◆ Supplied records
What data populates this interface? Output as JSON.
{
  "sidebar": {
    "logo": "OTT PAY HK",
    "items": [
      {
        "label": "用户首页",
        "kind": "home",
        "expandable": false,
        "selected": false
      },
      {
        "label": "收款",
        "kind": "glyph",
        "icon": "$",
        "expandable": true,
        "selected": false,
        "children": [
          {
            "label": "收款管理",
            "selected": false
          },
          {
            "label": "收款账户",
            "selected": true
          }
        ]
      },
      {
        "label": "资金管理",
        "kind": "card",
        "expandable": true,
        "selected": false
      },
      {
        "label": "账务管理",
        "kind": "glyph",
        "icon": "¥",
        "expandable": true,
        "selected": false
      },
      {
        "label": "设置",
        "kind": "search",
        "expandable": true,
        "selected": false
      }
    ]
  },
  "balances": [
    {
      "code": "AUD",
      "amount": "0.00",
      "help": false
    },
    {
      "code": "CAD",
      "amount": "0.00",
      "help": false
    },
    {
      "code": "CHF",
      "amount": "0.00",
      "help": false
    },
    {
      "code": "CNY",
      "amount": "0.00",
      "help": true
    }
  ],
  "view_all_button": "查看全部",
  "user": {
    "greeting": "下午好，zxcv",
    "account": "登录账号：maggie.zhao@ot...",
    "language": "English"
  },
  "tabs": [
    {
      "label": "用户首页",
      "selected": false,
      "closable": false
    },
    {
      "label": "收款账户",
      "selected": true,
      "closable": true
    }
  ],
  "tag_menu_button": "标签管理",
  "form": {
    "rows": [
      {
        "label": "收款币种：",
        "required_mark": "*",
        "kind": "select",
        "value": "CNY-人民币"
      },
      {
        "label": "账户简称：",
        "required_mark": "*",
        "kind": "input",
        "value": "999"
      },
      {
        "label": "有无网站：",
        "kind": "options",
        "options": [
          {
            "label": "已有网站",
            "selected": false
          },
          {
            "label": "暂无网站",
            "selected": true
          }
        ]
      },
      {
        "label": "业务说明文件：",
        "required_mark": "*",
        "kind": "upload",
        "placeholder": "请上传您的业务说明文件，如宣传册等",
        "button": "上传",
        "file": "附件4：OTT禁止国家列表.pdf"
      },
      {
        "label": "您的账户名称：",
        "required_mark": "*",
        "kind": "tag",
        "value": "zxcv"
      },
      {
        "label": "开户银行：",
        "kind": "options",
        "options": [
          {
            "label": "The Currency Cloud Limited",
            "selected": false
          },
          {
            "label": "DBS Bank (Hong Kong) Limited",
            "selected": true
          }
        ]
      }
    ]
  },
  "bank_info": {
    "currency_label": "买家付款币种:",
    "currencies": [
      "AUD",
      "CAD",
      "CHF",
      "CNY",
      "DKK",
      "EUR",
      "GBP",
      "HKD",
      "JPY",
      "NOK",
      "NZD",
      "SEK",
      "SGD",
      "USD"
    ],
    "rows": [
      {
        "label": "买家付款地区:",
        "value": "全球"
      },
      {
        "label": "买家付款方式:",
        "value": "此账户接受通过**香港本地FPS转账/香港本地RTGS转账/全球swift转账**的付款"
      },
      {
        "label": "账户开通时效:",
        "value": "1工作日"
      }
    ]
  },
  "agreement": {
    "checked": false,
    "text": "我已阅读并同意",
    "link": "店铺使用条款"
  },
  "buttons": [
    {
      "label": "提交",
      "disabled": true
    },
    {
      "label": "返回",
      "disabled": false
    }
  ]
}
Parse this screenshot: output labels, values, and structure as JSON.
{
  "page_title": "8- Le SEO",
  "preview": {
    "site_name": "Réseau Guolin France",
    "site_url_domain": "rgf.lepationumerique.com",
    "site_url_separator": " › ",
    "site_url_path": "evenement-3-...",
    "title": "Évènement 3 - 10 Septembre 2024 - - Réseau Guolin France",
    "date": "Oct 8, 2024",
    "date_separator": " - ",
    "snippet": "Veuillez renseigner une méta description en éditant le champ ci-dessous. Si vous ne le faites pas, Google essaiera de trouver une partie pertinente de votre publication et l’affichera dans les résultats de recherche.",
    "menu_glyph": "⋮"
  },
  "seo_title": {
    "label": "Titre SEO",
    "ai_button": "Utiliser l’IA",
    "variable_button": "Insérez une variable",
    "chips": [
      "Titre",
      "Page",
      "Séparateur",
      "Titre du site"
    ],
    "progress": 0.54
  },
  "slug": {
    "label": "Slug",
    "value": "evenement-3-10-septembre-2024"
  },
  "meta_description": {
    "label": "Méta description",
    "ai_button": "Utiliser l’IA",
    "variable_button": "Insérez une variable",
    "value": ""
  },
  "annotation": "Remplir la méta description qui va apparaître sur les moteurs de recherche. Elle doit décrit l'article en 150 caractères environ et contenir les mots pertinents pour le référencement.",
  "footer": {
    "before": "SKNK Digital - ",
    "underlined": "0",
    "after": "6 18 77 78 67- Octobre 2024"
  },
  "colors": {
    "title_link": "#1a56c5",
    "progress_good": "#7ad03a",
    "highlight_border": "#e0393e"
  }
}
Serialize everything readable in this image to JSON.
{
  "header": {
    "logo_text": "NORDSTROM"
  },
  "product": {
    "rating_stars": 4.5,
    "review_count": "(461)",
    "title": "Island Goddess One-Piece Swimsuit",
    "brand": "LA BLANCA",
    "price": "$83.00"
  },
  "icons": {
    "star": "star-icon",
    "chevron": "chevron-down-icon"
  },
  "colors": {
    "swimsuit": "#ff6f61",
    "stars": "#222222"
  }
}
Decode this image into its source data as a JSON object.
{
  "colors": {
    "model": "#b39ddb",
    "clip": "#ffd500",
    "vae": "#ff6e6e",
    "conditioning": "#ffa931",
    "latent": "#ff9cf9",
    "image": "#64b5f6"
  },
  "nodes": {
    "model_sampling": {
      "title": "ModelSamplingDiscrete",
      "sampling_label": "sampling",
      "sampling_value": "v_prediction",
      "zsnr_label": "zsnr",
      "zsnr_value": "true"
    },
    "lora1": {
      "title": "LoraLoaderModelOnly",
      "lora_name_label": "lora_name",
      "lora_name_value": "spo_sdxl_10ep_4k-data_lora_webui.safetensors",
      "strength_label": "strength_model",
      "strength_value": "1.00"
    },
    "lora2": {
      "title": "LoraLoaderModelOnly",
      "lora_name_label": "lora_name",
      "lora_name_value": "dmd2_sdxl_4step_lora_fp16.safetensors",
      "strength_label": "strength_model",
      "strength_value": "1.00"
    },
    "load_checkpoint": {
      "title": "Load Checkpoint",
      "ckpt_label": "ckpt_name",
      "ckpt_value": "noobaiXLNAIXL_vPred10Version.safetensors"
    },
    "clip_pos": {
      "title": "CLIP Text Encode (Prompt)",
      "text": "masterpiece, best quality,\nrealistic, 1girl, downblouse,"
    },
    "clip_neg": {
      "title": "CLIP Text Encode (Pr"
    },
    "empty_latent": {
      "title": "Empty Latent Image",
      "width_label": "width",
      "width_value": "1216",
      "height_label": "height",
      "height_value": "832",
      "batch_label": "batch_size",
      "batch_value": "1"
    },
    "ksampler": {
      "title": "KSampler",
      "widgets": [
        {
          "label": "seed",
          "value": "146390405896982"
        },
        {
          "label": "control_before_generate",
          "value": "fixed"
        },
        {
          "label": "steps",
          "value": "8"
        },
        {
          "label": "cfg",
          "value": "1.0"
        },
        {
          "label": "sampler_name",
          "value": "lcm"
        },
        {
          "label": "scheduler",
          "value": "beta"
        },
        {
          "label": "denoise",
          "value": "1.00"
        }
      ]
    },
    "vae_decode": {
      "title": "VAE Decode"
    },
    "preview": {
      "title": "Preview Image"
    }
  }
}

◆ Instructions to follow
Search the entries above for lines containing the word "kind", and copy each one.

◆ Exercise solution
        "kind": "home",
        "kind": "glyph",
        "kind": "card",
        "kind": "glyph",
        "kind": "search",
        "kind": "select",
        "kind": "input",
        "kind": "options",
        "kind": "upload",
        "kind": "tag",
        "kind": "options",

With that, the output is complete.